JASON: Love it. You'll note I didn't have to put in a credit card to get this. It's just working. Now that I've got this, I have my browser data. I'm going to go and look at -- no, not here. Or wait, I want to keep that open. I want to look here and go to my dashboards and browser. And I have a site. So here's Learn With Jason Gatsby. As we start looking in, we've immediately got core web vitals and averages in 95th percentile. We have initial page load. Is everybody out here loading this site, clicking around so we can get all the data we want? Poke at these and get some data loaded in here so that we can actually get this data. First input delay, 7 milliseconds. These are all green. These are good things. Pretty decent amounts of data. We can kind of see what's going on, front end versus back end.
AISHA: And these are what we think are going to be useful to most people. You can play around. Make your own dashboards.
JASON: And is this realtime? I was refreshing. Did I have to?
AISHA: You know what, I don't know. It is realtime. I want to say that it's realtime, but I flit around so much. When I demo. I was like, I've never just sat and looked at it.
JASON: So we've got data coming in as people are loading. This is super useful information to be able to just see what's happening on our site. We could put this up, if we were in an office, on a TV. Did anything go red? Everybody panic. You don't have a TV in the office? That's fine. Set up alert thresholds. But with that, we are out of time. Is there anywhere else? So we know trynewrelic.com/gatsby. So let me reshare that. Try it out. Anywhere else people should go?

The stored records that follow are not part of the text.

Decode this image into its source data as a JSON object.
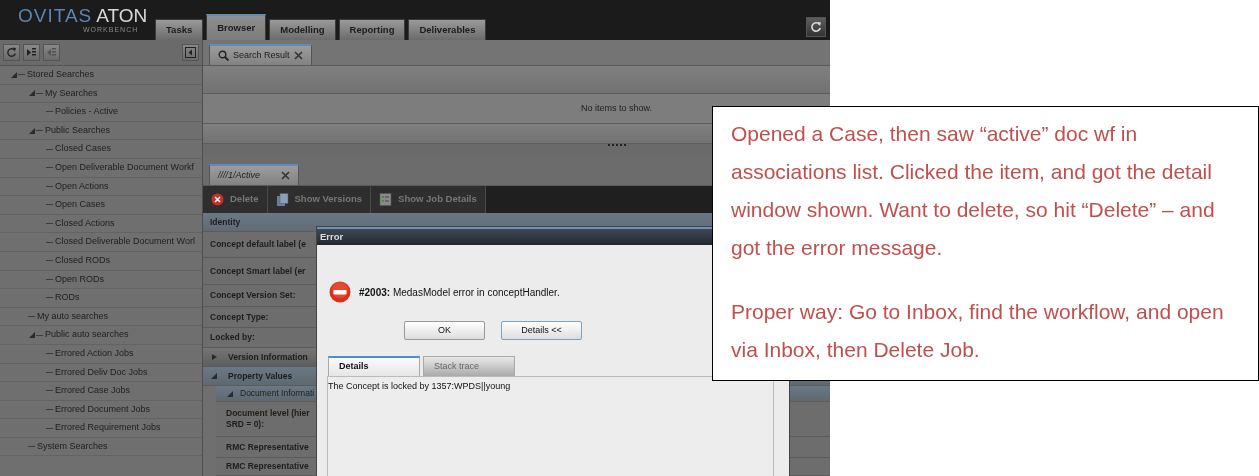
{
  "logo": {
    "brand": "OVITAS",
    "product": "ATON",
    "subtitle": "WORKBENCH"
  },
  "main_tabs": [
    {
      "label": "Tasks",
      "selected": false
    },
    {
      "label": "Browser",
      "selected": true
    },
    {
      "label": "Modelling",
      "selected": false
    },
    {
      "label": "Reporting",
      "selected": false
    },
    {
      "label": "Deliverables",
      "selected": false
    }
  ],
  "tree": [
    {
      "label": "Stored Searches",
      "expanded": true,
      "children": [
        {
          "label": "My Searches",
          "expanded": true,
          "children": [
            {
              "label": "Policies - Active"
            }
          ]
        },
        {
          "label": "Public Searches",
          "expanded": true,
          "children": [
            {
              "label": "Closed Cases"
            },
            {
              "label": "Open Deliverable Document Workf"
            },
            {
              "label": "Open Actions"
            },
            {
              "label": "Open Cases"
            },
            {
              "label": "Closed Actions"
            },
            {
              "label": "Closed Deliverable Document Worl"
            },
            {
              "label": "Closed RODs"
            },
            {
              "label": "Open RODs"
            },
            {
              "label": "RODs"
            }
          ]
        },
        {
          "label": "My auto searches"
        },
        {
          "label": "Public auto searches",
          "expanded": true,
          "children": [
            {
              "label": "Errored Action Jobs"
            },
            {
              "label": "Errored Deliv Doc Jobs"
            },
            {
              "label": "Errored Case Jobs"
            },
            {
              "label": "Errored Document Jobs"
            },
            {
              "label": "Errored Requirement Jobs"
            }
          ]
        },
        {
          "label": "System Searches"
        }
      ]
    }
  ],
  "search_tab": {
    "label": "Search Result"
  },
  "empty_message": "No items to show.",
  "detail_tab": {
    "label": "////1/Active"
  },
  "toolbar": [
    {
      "kind": "delete",
      "label": "Delete"
    },
    {
      "kind": "versions",
      "label": "Show Versions"
    },
    {
      "kind": "job",
      "label": "Show Job Details"
    }
  ],
  "properties": [
    {
      "kind": "header",
      "label": "Identity"
    },
    {
      "kind": "field",
      "label": "Concept default label (e"
    },
    {
      "kind": "field",
      "label": "Concept Smart label (er"
    },
    {
      "kind": "field",
      "label": "Concept Version Set:"
    },
    {
      "kind": "field",
      "label": "Concept Type:"
    },
    {
      "kind": "field",
      "label": "Locked by:"
    },
    {
      "kind": "group",
      "label": "Version Information",
      "expanded": false
    },
    {
      "kind": "group",
      "label": "Property Values",
      "expanded": true
    },
    {
      "kind": "subgroup",
      "label": "Document Informati",
      "expanded": true
    },
    {
      "kind": "subfield",
      "label": "Document level (hier\nSRD = 0):"
    },
    {
      "kind": "subfield",
      "label": "RMC Representative"
    },
    {
      "kind": "subfield",
      "label": "RMC Representative"
    }
  ],
  "dialog": {
    "title": "Error",
    "message": "**#2003:** MedasModel error in conceptHandler.",
    "buttons": [
      "OK",
      "Details <<"
    ],
    "tabs": [
      {
        "label": "Details",
        "selected": true
      },
      {
        "label": "Stack trace",
        "selected": false
      }
    ],
    "detail_text": "The Concept is locked by 1357:WPDS||young"
  },
  "callout": {
    "paragraphs": [
      "Opened a Case, then saw “active” doc wf in associations list.  Clicked the item, and got the detail window shown.  Want to delete, so hit “Delete” – and got the error message.",
      "Proper way: Go to Inbox, find the workflow, and open via Inbox, then Delete Job."
    ]
  }
}
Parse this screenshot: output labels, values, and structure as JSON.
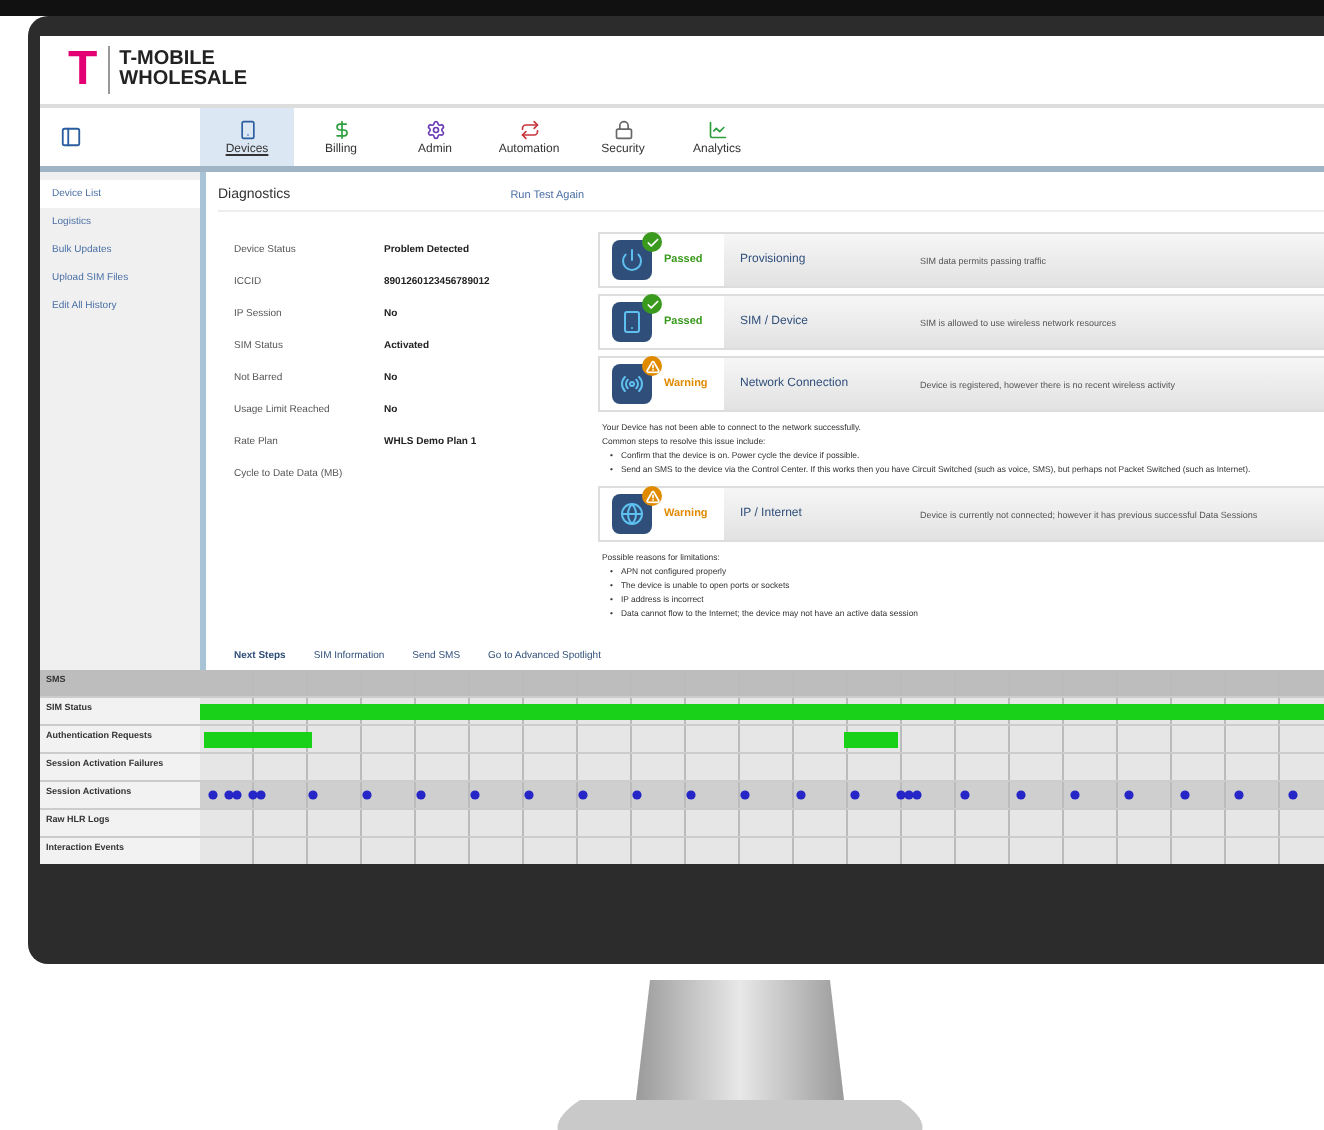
{
  "header": {
    "brand_mark": "T",
    "brand_line_1": "T-MOBILE",
    "brand_line_2": "WHOLESALE"
  },
  "nav_tabs": [
    {
      "label": "Devices",
      "selected": true
    },
    {
      "label": "Billing",
      "selected": false
    },
    {
      "label": "Admin",
      "selected": false
    },
    {
      "label": "Automation",
      "selected": false
    },
    {
      "label": "Security",
      "selected": false
    },
    {
      "label": "Analytics",
      "selected": false
    }
  ],
  "sidebar": {
    "items": [
      {
        "label": "Device List",
        "selected": true
      },
      {
        "label": "Logistics",
        "selected": false
      },
      {
        "label": "Bulk Updates",
        "selected": false
      },
      {
        "label": "Upload SIM Files",
        "selected": false
      },
      {
        "label": "Edit All History",
        "selected": false
      }
    ]
  },
  "diagnostics": {
    "title": "Diagnostics",
    "action": "Run Test Again",
    "fields": [
      {
        "label": "Device Status",
        "value": "Problem Detected"
      },
      {
        "label": "ICCID",
        "value": "8901260123456789012"
      },
      {
        "label": "IP Session",
        "value": "No"
      },
      {
        "label": "SIM Status",
        "value": "Activated"
      },
      {
        "label": "Not Barred",
        "value": "No"
      },
      {
        "label": "Usage Limit Reached",
        "value": "No"
      },
      {
        "label": "Rate Plan",
        "value": "WHLS Demo Plan 1"
      },
      {
        "label": "Cycle to Date Data (MB)"
      }
    ],
    "checks": [
      {
        "kind": "passed",
        "status": "Passed",
        "name": "Provisioning",
        "description": "SIM data permits passing traffic"
      },
      {
        "kind": "passed",
        "status": "Passed",
        "name": "SIM / Device",
        "description": "SIM is allowed to use wireless network resources"
      },
      {
        "kind": "warning",
        "status": "Warning",
        "name": "Network Connection",
        "description": "Device is registered, however there is no recent wireless activity",
        "notes": [
          "Your Device has not been able to connect to the network successfully.",
          "Common steps to resolve this issue include:"
        ],
        "bullets": [
          {
            "marker": "•",
            "text": "Confirm that the device is on. Power cycle the device if possible."
          },
          {
            "marker": "•",
            "text": "Send an SMS to the device via the Control Center. If this works then you have Circuit Switched (such as voice, SMS), but perhaps not Packet Switched (such as Internet)."
          }
        ]
      },
      {
        "kind": "warning",
        "status": "Warning",
        "name": "IP / Internet",
        "description": "Device is currently not connected; however it has previous successful Data Sessions",
        "notes": [
          "Possible reasons for limitations:"
        ],
        "bullets": [
          {
            "marker": "•",
            "text": "APN not configured properly"
          },
          {
            "marker": "•",
            "text": "The device is unable to open ports or sockets"
          },
          {
            "marker": "•",
            "text": "IP address is incorrect"
          },
          {
            "marker": "•",
            "text": "Data cannot flow to the Internet; the device may not have an active data session"
          }
        ]
      }
    ],
    "bottom_tabs": [
      {
        "label": "Next Steps",
        "selected": true
      },
      {
        "label": "SIM Information",
        "selected": false
      },
      {
        "label": "Send SMS",
        "selected": false
      },
      {
        "label": "Go to Advanced Spotlight",
        "selected": false
      }
    ]
  },
  "timeline": {
    "rows": [
      {
        "label": "SMS",
        "kind": "header"
      },
      {
        "label": "SIM Status",
        "kind": "status"
      },
      {
        "label": "Authentication Requests",
        "kind": "requests"
      },
      {
        "label": "Session Activation Failures",
        "kind": "empty"
      },
      {
        "label": "Session Activations",
        "kind": "dots"
      },
      {
        "label": "Raw HLR Logs",
        "kind": "empty"
      },
      {
        "label": "Interaction Events",
        "kind": "empty"
      }
    ]
  }
}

AISHA: Yeah, so we also stream on Twitch. We are new_ relic on Twitch. I'm AishaCodes on Twitch and Aisha Blake everywhere else. We'll also be at CascadiaJS and Ruby Con coming up. Swing by the booth, come and hang out.
JASON: Let me drop all of these in here for everybody so you can see those. Then CascadiaJS is coming up. So you can still get tickets to that, it looks like. And yeah, look for some definite IRL tweets of me and Aisha hanging out because she's coming to Portland.
AISHA: Yep, we're going to be three weeks in a row.
JASON: Absolutely. We're going for the high score here. All right, y'all. So this show, like every show, has been live captioned. We've had Rachel from White Coat Captioning here with us all day. Thank you so much, Rachel. That's made possible by our sponsors, Netlify, Fauna, Auth0, all kicking in to make this show more accessible to more people. Means a lot to me. I hope it means a lot to you. While you're checking out things on the site, look at the schedule because we are just packed, jam-packed with amazing content. I think we might even have one on Tuesday that I just forgot to list. So, sorry. We'll get there. We're doing distributed databases on the Jamstack. That's going to be super cool. We're going to get into progressive web apps, Chakra UI. We're going to do Svelte Site with Auth0. Some CSS wonkery. It's going to be an absolute blast. Make sure you head over, click this add on Google Calendar, follow on Twitch, all those things so you don't miss these episodes because they're going to be a blast. Aisha, you can follow Aisha on twitter.com/AishaBlake. Go and do that. Any parting words for everybody?
AISHA: No, just thank y'all so much for hanging out with us and learning a little bit more about observability. And why it's important.
JASON: Aisha, thank you so much for hanging out with us today. Chat, stay tuned. We're going to find somebody to raid. We will see you next time.